"Mothering isn't something one learns, Maggie. It's something one does. It doesn't come naturally to any woman because there is nothing natural about having a life completely dependent upon one's own. It's the only kind of employment that exists in which one can feel so utterly necessary and at the same moment so entirely alone. And in moments of crisis--like this one, Maggie-- there is no sagacious volume in which one looks up answers and thus discovers how to prevent a child from harming herself.
Children do more than steal one's heart, my dear. They steal one's life. They elicit the worst and the best that we have to offer, and in return they offer their trust.
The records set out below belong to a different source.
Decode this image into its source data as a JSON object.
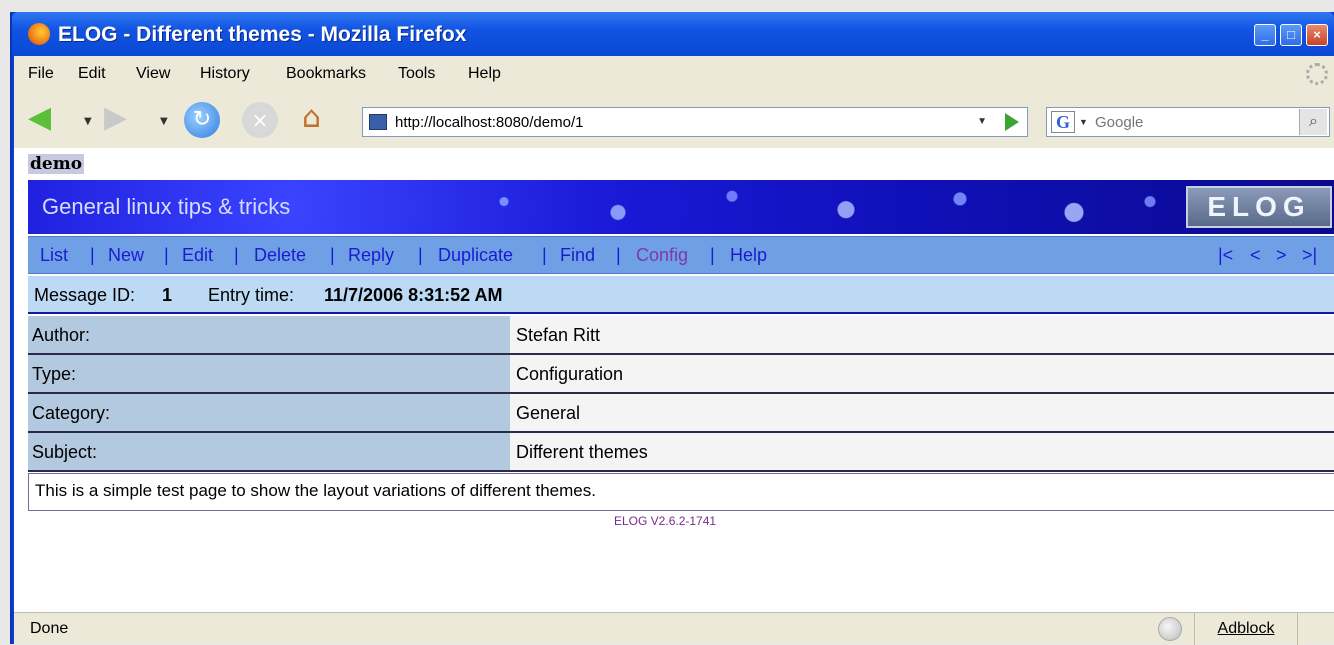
{
  "window": {
    "title": "ELOG - Different themes - Mozilla Firefox"
  },
  "menubar": {
    "items": [
      "File",
      "Edit",
      "View",
      "History",
      "Bookmarks",
      "Tools",
      "Help"
    ]
  },
  "navbar": {
    "url": "http://localhost:8080/demo/1",
    "search_placeholder": "Google",
    "search_engine_letter": "G"
  },
  "page": {
    "logbook_name": "demo",
    "banner_title": "General linux tips & tricks",
    "banner_logo": "ELOG",
    "commands": [
      "List",
      "New",
      "Edit",
      "Delete",
      "Reply",
      "Duplicate",
      "Find",
      "Config",
      "Help"
    ],
    "separator": "|",
    "nav_first": "|<",
    "nav_prev": "<",
    "nav_next": ">",
    "nav_last": ">|",
    "message_id_label": "Message ID:",
    "message_id": "1",
    "entry_time_label": "Entry time:",
    "entry_time": "11/7/2006 8:31:52 AM",
    "attributes": [
      {
        "label": "Author:",
        "value": "Stefan Ritt"
      },
      {
        "label": "Type:",
        "value": "Configuration"
      },
      {
        "label": "Category:",
        "value": "General"
      },
      {
        "label": "Subject:",
        "value": "Different themes"
      }
    ],
    "body": "This is a simple test page to show the layout variations of different themes.",
    "footer": "ELOG V2.6.2-1741"
  },
  "statusbar": {
    "status": "Done",
    "adblock": "Adblock"
  },
  "colors": {
    "banner": "#1a1ad8",
    "link": "#1b1bd0",
    "attr_label_bg": "#b3c9e0",
    "info_bg": "#bcdaf4"
  }
}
But the cost of all this is insurmountably high and the rewards are small and long in coming.
And at the end, when one prepares to release the infant, the child, the adolescent into adulthood, it is with the hope that what remains behind is someting bigger--and more--than Mummy's empty arms."
--The Missing Joseph, (chapter 5), Elizabeth George; Bantam Books, New York; 1993